Using local knowledge to identify potential threats and response options can help communities prepare for climate change.
The Office of Environment and Heritage (OEH) has developed a process that aims to provide a sound basis for enabling regional adaptation and planning by working with local government, agencies and other local stakeholders to identify and understand regional climate vulnerabilities.
The process involves:
- collecting background climate change, socioeconomic and sector information
- several sector-focused workshops to assess the specific effects of climate change on regional systems, and the capacity to adapt
- an integration workshop, with participants from all sectors, to identify areas of regional climate change vulnerability and adaptation responses.
- models of key regional systems, that shape government service delivery, detailing transition pathways to improve resilience
- developing potential ‘first-steps’ projects, to activate the transition pathways and move towards a transformed system

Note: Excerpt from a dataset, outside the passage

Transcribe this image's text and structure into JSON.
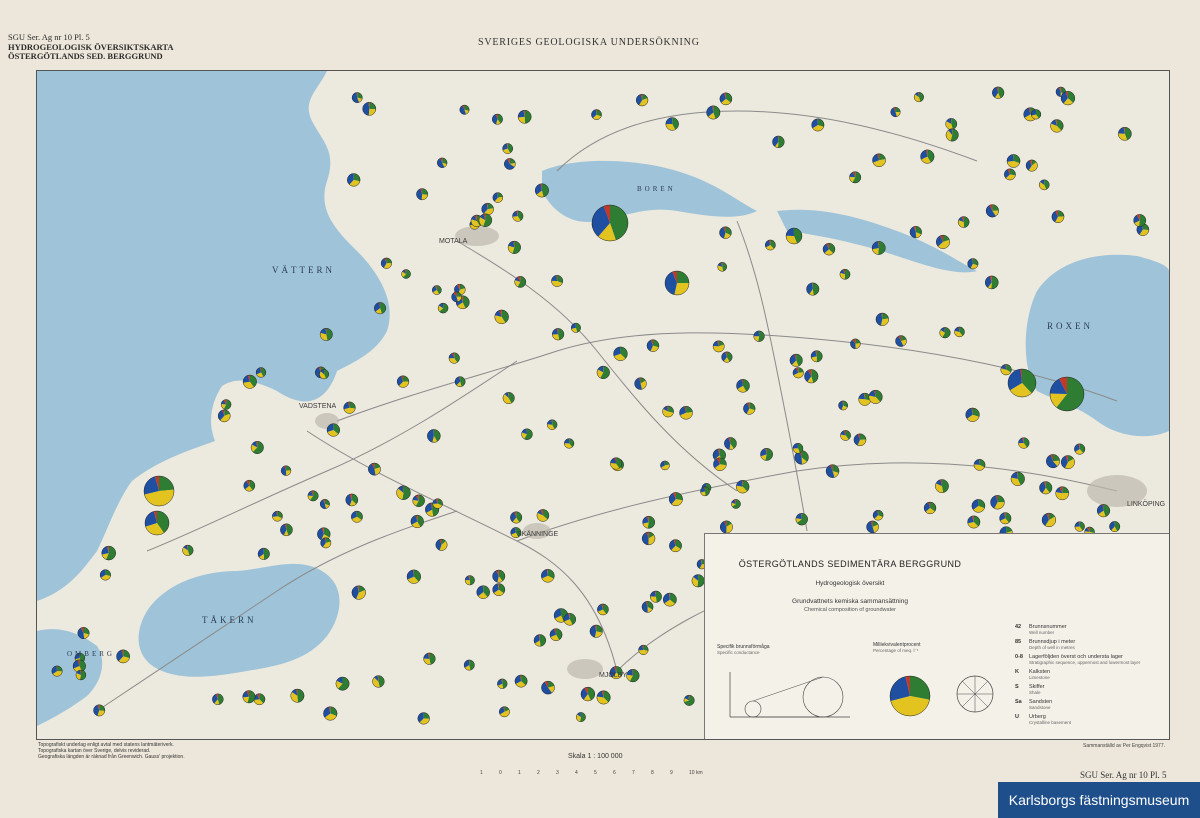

The workshop discussions are structured to consider the human, social, natural, physical and financial characteristics that will affect the region’s ability to cope (known as its ‘adaptive capacity’).
The Guide to Integrated Regional Vulnerability Assessment (IRVA) for Climate Change (PDF 618KB) sets out the steps involved identifying the climate change vulnerabilities and how the insights are analysed, including the theoretical principles that support the process.
Find out more about regional climate vulnerabilities and opportunities to respond below:
- Towards Resilient Sydney
- South East
- Riverina Murray
- North Coast
- Far West
- New England North West
- Central West Orana
Completed assessment of regional vulnerabilities, and development of adaptation transition pathways across NSW. The project has engaged more than 1500 state and local government participants.